■ Data provided:

=-=-=

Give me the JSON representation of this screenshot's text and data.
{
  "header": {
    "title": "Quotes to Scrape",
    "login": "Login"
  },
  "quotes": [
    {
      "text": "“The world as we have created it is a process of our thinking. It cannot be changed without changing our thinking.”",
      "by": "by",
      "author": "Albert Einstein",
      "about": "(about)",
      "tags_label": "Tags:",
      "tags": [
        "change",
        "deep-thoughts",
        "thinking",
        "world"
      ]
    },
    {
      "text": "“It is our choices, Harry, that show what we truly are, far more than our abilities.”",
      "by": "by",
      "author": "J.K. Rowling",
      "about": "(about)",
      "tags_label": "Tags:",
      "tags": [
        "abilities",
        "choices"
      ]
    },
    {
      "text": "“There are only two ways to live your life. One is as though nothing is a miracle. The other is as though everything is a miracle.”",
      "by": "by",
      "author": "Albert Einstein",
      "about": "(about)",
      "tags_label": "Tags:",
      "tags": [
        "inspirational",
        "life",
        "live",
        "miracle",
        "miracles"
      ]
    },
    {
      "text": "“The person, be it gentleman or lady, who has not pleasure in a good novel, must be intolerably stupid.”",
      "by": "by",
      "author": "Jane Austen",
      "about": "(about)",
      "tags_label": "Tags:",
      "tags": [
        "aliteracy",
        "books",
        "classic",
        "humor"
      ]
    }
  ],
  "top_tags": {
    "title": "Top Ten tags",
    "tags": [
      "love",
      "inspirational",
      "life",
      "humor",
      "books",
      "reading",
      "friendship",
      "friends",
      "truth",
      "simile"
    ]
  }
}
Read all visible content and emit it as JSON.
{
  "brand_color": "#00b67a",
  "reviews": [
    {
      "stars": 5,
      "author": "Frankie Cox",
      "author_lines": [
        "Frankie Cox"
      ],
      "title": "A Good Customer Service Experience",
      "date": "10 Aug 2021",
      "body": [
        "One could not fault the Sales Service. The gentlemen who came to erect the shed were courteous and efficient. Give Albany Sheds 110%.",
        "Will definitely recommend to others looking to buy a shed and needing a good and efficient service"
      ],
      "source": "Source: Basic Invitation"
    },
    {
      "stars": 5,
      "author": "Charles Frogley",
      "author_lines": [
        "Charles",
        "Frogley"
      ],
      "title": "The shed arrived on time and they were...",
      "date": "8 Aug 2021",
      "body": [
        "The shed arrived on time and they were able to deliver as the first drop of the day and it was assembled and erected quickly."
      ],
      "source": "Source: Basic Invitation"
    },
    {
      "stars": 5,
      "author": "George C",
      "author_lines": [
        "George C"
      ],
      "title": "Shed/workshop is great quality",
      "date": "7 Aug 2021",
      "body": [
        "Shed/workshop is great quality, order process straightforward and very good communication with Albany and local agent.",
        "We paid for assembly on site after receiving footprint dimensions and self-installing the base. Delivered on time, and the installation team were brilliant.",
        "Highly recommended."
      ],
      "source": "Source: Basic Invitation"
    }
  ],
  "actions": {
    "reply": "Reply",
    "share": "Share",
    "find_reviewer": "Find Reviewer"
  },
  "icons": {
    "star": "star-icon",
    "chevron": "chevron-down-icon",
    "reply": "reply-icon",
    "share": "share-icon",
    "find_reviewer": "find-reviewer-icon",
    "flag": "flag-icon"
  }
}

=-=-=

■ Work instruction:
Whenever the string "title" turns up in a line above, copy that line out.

■ Task response:
    "title": "Quotes to Scrape",
    "title": "Top Ten tags",
      "title": "A Good Customer Service Experience",
      "title": "The shed arrived on time and they were...",
      "title": "Shed/workshop is great quality",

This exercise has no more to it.